The Mediterranean diet is characterized by vegetables, fruits, nuts, fish, olive oil and whole grains.

Researchers suggest that diet may influence depression risk through the following pathways:

  • inflammation
  • gut microbiome
  • oxidative stress (too many free radicals in the body)
  • neuroplasticity (the brain’s ability to adapt)
  • mitochondrial function (cell metabolism)

Eating healthy can be especially challenging if you have depression, especially with the increased appetite often seen with atypical depression — but you can start small.

Consider aligning your cravings with healthier choices. For example, grab a handful of dates or strawberries instead of snacking on candy. If you’re craving heavy carbs, opt for whole-wheat bread instead of refined bread or crackers.

Join a support group

The simple act of giving and receiving support from others going through similar challenges can be very healing. Consider joining a support group for people with depression.

To read about some options, check out the Psych Central Guide to Online Depression Support Groups.

Living with atypical depression is not easy, but know that you are not alone and that the condition is highly treatable.

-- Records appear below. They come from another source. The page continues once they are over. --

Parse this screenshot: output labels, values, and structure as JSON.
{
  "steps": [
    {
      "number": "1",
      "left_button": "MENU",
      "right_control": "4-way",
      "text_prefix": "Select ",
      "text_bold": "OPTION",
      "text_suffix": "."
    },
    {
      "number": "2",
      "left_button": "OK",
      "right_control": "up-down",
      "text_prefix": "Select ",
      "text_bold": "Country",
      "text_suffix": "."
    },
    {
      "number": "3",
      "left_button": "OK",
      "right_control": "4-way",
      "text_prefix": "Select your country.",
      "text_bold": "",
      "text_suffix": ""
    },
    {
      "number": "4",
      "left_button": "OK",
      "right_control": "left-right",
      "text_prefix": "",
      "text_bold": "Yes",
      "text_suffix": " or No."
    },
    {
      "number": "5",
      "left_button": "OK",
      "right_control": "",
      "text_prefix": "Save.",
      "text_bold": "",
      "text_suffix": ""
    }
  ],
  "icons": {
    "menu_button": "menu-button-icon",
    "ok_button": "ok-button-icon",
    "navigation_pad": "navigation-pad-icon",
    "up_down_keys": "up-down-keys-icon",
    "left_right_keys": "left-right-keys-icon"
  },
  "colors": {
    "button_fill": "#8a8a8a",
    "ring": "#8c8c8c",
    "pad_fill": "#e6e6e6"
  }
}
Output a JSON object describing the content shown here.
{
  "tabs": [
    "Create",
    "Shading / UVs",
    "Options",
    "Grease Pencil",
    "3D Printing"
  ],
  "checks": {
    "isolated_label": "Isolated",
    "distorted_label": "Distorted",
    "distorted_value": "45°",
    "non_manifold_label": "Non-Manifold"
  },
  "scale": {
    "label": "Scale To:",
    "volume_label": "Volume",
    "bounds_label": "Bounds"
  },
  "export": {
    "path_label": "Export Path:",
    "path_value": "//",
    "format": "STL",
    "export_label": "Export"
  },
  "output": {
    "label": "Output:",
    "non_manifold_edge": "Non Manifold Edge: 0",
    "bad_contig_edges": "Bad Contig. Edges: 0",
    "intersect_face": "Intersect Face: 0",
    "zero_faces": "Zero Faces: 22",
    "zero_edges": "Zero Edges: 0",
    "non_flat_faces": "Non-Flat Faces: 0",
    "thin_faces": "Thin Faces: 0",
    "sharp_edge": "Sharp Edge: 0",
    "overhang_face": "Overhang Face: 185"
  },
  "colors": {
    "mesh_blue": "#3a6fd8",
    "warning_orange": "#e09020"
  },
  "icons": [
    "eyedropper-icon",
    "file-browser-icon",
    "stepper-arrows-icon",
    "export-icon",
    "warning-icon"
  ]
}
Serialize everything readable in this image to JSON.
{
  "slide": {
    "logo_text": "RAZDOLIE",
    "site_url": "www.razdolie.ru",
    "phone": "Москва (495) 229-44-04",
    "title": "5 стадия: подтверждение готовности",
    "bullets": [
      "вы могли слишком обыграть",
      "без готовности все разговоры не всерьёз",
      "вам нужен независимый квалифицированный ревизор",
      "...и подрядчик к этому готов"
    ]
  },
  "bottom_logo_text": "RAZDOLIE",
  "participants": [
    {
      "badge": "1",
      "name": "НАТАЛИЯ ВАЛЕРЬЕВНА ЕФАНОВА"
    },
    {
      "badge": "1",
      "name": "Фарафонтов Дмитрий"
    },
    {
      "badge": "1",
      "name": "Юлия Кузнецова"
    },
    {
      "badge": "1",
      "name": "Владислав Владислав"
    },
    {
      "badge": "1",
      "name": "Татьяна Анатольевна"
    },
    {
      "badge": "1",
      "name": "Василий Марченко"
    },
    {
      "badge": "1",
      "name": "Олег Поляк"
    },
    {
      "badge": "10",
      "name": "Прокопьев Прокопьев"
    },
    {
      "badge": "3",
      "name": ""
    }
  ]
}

If you think you may have the symptoms of atypical depression, don’t hesitate to contact a mental health professional. Together, you and your mental health professional can discuss treatment options to begin your journey to wellness.